The Overland Telegraph that once linked Melbourne to London was constructed in the 1870’s, 12 Kms north of where the town was established. This forged a corridor through the middle of the continent that the Explorer’s Way and Ghan train now travel. The solid stone buildings of the Tennant Creek Overland Telegraph Station still remain today.
Tennant Creek is near well-known attractions including the Devils Marbles, Mary Ann Dam, Battery Hill Mining Centre and the Nyinkka Nyunyu Culture Centre.
Although we only travelled a distance of 672 km between Katherine and Tennant Creek it was an epic journey that gave me a marvellous insight into the outback and the hardships of the remoteness and starkness of this countryside. Definitely a road trip not to be missed!
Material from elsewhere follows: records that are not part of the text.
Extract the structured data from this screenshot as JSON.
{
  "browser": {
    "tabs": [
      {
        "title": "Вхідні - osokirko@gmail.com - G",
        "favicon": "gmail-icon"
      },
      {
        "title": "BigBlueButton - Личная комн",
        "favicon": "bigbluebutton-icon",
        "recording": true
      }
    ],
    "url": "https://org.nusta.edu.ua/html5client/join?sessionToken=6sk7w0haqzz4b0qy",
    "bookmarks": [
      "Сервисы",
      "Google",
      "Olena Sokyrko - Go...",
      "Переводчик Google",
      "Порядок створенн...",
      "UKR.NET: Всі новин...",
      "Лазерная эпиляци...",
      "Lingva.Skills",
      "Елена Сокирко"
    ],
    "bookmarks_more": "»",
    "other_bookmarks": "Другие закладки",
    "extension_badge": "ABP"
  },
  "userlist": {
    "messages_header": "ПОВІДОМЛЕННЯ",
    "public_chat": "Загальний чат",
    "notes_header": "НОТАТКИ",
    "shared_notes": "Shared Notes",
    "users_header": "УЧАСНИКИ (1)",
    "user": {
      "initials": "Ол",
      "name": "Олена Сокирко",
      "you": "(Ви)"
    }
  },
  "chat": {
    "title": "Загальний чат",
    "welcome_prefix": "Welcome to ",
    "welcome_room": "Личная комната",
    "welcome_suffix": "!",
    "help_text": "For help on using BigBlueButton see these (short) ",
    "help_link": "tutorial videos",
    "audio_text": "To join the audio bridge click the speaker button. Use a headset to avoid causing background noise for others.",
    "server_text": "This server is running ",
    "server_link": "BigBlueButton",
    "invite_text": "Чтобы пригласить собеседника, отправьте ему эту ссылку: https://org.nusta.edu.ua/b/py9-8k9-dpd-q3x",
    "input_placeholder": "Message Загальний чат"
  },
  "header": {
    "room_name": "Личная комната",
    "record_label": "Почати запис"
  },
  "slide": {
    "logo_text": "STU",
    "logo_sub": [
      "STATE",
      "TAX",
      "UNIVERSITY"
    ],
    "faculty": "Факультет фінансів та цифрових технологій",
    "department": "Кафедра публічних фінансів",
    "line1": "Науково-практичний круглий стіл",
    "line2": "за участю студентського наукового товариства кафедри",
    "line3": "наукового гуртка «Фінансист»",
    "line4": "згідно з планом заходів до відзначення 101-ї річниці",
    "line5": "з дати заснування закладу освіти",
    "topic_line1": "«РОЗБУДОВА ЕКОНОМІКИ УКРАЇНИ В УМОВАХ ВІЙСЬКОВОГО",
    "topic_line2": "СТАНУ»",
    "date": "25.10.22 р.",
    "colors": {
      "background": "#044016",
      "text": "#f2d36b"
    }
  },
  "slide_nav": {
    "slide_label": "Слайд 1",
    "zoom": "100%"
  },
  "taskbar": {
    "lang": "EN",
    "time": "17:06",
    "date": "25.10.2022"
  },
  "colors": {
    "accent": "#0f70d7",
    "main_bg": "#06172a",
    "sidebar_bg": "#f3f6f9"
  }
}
Kathy was a 50 something year old when she started up this blog 6 years ago, but has since turned over another decade and is now in her early 60s. She is married with two adult children and lives on the Tweed Coast of New South Wales, Australia. Kathy enjoys living life to the fullest and loves to keep fit and active by maintaining a healthy diet and exercising regularly. Some of her interests include reading, photography, travelling, cooking and blogging! Kathy works part-time as a freelance writer but her real passion is travelling and photographing brilliant destinations both within Australia and overseas and writing about it.